Getting in a cab or Uber can be scary on a budget, but now you’ll never have to wonder if you have enough cash for a ride. As of this week, Uber will show you the full price for rides, eliminating the need for guesswork. It also means you won’t have to see the surge price math — it will be calculated in, based on your destination. So, you do have to know where you’re going.

In a press release, Uber developers wrote: “Upfront fares are calculated using the expected time and distance of the trip and local traffic, as well as how many riders and nearby drivers are using Uber at that moment. And when fares go up due to increased demand, instead of surge lightning bolts and pop-up screens, riders are given the actual fare before they request their ride.”

They’ve already been doing that for uberPOOL riders — where you essentially carpool with other riders going the same way as you — so it was an easy move to do the same for regular riders. Uber wrote that more than 20 percent of all rides are through uberPOOL (mine always cancel on me, which I find rather embarrassing because I am a good passenger, but I’m not taking it personally), so people obviously are very OK with seeing a flat fare before getting in.

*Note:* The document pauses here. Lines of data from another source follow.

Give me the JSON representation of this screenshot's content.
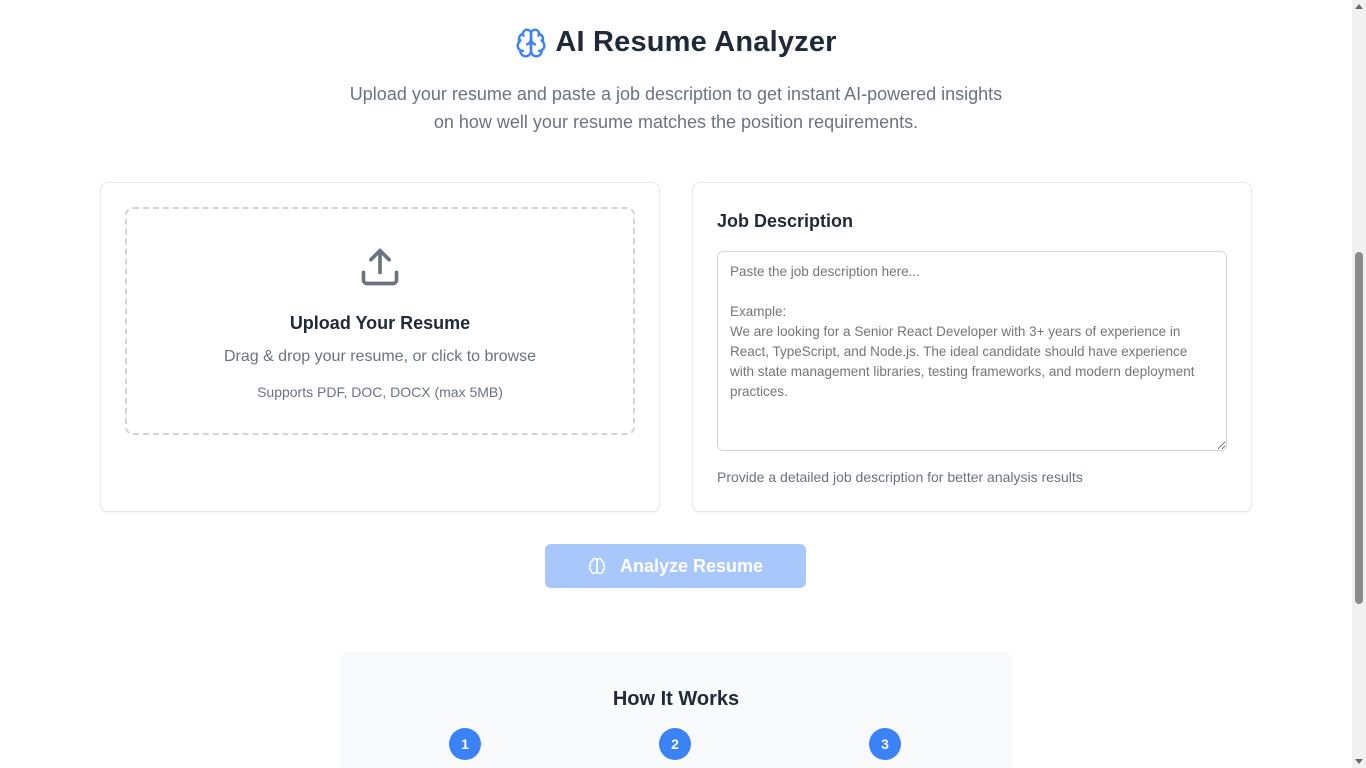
{
  "header": {
    "title": "AI Resume Analyzer",
    "title_icon": "brain-icon",
    "subtitle_line1": "Upload your resume and paste a job description to get instant AI-powered insights",
    "subtitle_line2": "on how well your resume matches the position requirements."
  },
  "upload": {
    "icon": "upload-icon",
    "title": "Upload Your Resume",
    "subtitle": "Drag & drop your resume, or click to browse",
    "note": "Supports PDF, DOC, DOCX (max 5MB)"
  },
  "job": {
    "heading": "Job Description",
    "value": "",
    "placeholder": "Paste the job description here...\n\nExample:\nWe are looking for a Senior React Developer with 3+ years of experience in React, TypeScript, and Node.js. The ideal candidate should have experience with state management libraries, testing frameworks, and modern deployment practices.",
    "hint": "Provide a detailed job description for better analysis results"
  },
  "analyze_button": {
    "label": "Analyze Resume",
    "icon": "brain-icon",
    "disabled": true
  },
  "how_it_works": {
    "title": "How It Works",
    "steps": [
      "1",
      "2",
      "3"
    ]
  },
  "colors": {
    "accent": "#3b82f6",
    "button_disabled": "#a8c7fa",
    "muted_text": "#6b7280"
  }
}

It just makes sense. I am all about this feature, especially because no one likes surge pricing. I get why they do it — high demand, not a lot of supply, it’s raining, whatever — but I’m usually shocked that a regular $15 ride, multiplied by random decimals, with a minimum fare ends up being half of my drinking budget for the weekend. If you know the ride is going to $40 beforehand, you can make an informed decision about how whether or not that leather interior and air conditioning is really worth it. Sometimes it’s totally fucking worth it. When the fare is stupid high, the app will say “fares are higher due to increased demand,” so you know it’s not normally that pricey.

It won’t be in all markets right away, so don’t be annoyed at Uber if you don’t see it the next time you open your app. But it’s starting in Miami, New Jersey, New York, Philadelphia, San Diego, and Seattle, and five markets in India as of right now, and will roll out everywhere else over the next few months.

So, you can say a lot of shit about Uber, but you can’t complain about surprise costs anymore.

Tags: uber